In 1989, Gillespie was given the Grammy Lifetime Achievement Award. The next year, at the Kennedy Center for the Performing Arts ceremonies celebrating the centennial of American jazz, Gillespie received the Kennedy Center Honors Award and the American Society of Composers, Authors, and Publishers Duke Ellington Award for 50 years of achievement as a composer, performer, and bandleader.[70][71]

In 1989, Gillespie was awarded with an honorary doctorate of music from Berklee College of Music.[72]

In 1993 he received the Polar Music Prize in Sweden.[73] In 2002, he was posthumously inducted into the International Latin Music Hall of Fame for his contributions to Afro-Cuban music.[74] He was honored on December 31, 2006 in A Jazz New Year's Eve: Freddy Cole & the Dizzy Gillespie All-Star Big Band at The John F. Kennedy Center for the Performing Arts.[75] In 2014, Gillespie was inducted into the Berklee College of Music.[72]

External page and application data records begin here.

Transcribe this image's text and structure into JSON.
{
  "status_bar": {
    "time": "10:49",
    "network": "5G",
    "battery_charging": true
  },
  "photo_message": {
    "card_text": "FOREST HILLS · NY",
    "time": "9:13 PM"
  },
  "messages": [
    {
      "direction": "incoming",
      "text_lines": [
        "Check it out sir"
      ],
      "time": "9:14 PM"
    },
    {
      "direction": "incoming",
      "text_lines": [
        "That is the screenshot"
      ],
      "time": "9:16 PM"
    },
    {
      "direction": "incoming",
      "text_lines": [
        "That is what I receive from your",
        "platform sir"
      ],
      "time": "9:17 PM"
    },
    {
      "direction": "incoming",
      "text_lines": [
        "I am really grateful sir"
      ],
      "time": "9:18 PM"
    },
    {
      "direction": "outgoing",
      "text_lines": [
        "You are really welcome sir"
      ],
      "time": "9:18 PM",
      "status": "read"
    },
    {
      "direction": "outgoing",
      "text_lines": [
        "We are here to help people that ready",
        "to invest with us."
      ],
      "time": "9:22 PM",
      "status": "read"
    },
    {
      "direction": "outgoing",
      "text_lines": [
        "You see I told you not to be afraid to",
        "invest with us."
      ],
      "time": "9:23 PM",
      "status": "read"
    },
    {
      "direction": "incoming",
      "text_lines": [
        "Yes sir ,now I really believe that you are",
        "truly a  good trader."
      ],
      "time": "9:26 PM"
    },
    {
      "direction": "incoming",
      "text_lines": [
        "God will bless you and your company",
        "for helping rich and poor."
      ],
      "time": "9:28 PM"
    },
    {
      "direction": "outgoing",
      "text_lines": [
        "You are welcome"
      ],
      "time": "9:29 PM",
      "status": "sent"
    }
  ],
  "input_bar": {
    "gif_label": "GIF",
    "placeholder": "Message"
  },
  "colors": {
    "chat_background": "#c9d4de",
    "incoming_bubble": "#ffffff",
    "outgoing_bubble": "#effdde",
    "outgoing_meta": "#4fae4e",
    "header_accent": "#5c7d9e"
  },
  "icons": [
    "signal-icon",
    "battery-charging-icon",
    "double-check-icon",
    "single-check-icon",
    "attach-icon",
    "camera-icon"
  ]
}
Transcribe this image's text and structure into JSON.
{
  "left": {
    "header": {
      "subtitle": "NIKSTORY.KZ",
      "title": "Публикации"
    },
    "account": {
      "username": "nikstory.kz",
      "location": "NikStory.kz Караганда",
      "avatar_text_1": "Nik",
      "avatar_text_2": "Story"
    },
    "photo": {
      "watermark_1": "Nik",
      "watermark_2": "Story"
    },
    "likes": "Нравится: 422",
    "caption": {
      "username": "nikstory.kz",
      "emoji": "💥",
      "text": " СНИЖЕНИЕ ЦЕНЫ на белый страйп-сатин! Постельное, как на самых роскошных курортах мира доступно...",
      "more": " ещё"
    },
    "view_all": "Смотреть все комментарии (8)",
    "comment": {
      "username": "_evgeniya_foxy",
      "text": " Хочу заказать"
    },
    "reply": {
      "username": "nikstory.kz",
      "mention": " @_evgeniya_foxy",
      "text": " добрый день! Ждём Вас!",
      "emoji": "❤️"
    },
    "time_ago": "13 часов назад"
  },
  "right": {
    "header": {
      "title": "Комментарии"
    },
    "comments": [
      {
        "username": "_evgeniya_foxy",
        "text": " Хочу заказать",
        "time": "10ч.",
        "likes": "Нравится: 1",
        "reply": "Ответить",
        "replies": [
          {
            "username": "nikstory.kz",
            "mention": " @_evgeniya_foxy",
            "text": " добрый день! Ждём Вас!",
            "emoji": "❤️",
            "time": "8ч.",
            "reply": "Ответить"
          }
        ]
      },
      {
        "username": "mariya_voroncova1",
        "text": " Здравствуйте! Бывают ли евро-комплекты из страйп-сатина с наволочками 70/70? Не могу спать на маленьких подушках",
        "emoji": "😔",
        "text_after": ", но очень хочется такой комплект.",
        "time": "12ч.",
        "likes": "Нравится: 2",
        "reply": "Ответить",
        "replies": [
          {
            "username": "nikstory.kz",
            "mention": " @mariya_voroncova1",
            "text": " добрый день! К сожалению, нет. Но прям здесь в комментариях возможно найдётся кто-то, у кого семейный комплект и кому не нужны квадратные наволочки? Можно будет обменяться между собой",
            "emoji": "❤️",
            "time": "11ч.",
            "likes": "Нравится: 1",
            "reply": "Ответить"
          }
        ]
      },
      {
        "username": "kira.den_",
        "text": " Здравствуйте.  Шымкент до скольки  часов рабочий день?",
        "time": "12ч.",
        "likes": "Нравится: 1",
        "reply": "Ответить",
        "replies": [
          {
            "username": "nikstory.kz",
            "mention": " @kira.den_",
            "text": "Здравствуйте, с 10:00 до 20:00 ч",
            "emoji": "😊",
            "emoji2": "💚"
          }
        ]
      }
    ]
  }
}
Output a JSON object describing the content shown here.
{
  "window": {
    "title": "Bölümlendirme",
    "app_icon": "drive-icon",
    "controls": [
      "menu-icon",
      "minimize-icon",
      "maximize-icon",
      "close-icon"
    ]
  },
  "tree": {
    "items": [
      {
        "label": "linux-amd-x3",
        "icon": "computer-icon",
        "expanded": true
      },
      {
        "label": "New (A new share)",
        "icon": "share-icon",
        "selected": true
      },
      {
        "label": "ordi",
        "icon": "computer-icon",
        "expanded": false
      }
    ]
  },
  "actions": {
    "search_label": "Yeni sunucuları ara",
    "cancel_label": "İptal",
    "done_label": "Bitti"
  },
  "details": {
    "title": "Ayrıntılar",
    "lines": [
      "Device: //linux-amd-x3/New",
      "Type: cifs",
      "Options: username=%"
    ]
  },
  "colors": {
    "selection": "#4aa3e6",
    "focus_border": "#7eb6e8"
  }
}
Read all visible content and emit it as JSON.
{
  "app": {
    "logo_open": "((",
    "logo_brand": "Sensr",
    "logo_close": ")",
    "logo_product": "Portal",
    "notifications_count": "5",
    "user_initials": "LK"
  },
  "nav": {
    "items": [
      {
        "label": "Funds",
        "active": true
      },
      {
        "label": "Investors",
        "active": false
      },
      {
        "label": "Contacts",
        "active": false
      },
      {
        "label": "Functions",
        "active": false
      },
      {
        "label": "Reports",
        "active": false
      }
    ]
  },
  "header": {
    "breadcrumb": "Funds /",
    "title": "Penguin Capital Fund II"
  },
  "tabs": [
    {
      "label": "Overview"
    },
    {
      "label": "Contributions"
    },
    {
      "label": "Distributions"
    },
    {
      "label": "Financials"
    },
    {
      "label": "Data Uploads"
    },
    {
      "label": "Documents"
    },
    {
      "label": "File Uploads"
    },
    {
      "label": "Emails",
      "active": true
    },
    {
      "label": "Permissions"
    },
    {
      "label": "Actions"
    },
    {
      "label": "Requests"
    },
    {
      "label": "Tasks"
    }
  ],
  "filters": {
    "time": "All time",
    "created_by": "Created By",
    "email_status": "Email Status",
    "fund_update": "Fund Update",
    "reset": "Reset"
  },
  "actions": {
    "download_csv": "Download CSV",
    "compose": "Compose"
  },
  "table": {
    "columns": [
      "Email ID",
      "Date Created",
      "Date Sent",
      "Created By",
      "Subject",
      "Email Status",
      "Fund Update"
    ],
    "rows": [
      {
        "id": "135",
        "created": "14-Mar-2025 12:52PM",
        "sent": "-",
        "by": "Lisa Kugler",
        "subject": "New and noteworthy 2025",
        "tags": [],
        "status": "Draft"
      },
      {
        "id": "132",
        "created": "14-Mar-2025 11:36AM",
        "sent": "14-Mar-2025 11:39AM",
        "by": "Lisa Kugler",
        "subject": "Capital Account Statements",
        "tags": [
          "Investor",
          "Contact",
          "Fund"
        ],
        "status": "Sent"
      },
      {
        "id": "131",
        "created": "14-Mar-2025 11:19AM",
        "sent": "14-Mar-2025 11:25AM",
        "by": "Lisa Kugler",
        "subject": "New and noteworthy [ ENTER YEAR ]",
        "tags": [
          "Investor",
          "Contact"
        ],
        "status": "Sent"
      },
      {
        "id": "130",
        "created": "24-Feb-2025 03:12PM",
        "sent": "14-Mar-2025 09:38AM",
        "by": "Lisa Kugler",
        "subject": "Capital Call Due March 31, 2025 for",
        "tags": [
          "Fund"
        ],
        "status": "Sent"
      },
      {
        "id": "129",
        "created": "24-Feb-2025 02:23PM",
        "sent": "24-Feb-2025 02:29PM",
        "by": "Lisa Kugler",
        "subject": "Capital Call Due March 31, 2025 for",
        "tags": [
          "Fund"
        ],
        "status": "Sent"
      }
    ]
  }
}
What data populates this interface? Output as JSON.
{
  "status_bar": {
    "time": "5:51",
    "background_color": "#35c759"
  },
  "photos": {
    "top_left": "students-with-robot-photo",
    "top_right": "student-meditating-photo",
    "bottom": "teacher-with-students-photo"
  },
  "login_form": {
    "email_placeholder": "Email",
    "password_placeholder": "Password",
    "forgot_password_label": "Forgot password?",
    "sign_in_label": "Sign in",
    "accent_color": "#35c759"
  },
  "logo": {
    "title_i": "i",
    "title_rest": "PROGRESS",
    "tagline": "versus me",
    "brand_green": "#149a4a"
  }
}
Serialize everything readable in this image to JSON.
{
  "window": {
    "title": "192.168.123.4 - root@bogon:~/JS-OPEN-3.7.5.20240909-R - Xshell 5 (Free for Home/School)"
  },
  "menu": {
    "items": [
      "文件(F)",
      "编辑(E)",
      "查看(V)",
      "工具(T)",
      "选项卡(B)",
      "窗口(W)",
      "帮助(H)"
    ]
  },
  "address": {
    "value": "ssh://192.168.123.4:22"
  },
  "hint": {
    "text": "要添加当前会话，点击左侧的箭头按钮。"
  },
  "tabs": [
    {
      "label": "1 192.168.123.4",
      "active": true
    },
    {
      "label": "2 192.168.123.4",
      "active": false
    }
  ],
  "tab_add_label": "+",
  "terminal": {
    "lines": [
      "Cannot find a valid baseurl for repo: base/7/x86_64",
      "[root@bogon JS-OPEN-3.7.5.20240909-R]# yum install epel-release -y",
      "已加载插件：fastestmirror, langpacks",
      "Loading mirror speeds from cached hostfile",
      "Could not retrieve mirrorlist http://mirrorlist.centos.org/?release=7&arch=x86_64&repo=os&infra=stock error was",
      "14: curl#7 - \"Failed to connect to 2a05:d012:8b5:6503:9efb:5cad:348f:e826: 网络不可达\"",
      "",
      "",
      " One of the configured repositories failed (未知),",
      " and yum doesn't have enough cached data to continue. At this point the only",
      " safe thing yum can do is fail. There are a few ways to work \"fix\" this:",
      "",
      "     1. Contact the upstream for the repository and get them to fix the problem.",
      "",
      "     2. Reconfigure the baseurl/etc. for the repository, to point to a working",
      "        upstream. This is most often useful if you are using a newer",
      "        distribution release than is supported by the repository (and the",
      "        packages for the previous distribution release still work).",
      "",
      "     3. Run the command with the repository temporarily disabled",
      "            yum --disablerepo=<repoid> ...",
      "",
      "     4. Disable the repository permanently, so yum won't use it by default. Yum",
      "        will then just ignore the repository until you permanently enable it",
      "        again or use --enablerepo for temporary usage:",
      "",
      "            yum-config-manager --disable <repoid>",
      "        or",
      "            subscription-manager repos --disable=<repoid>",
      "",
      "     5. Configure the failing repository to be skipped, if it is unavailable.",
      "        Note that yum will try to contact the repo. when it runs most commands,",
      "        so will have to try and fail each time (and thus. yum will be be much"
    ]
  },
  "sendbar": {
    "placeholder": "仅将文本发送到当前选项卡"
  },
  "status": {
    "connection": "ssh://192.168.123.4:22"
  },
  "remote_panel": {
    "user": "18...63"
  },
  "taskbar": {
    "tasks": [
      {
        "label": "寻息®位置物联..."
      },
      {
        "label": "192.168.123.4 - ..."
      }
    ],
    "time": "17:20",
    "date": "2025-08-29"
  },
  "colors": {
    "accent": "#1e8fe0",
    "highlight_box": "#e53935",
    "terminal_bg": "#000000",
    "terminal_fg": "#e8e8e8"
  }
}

In 1993 he received the Polar Music Prize in Sweden.[73] In 2002, he was posthumously inducted into the International Latin Music Hall of Fame for his contributions to Afro-Cuban music.[74] He was honored on December 31, 2006 in A Jazz New Year's Eve: Freddy Cole & the Dizzy Gillespie All-Star Big Band at The John F. Kennedy Center for the Performing Arts.[75] In 2014, Gillespie was inducted into the New Jersey Hall of Fame.[76]

Samuel E. Wright played Dizzy Gillespie in the film Bird (1988), about Charlie Parker.[77] Kevin Hanchard portrayed Gillespie in the Chet Baker biopic Born to Be Blue (2015).[78] Charles S. Dutton played him in For Love or Country: The Arturo Sandoval Story (2000).

List of works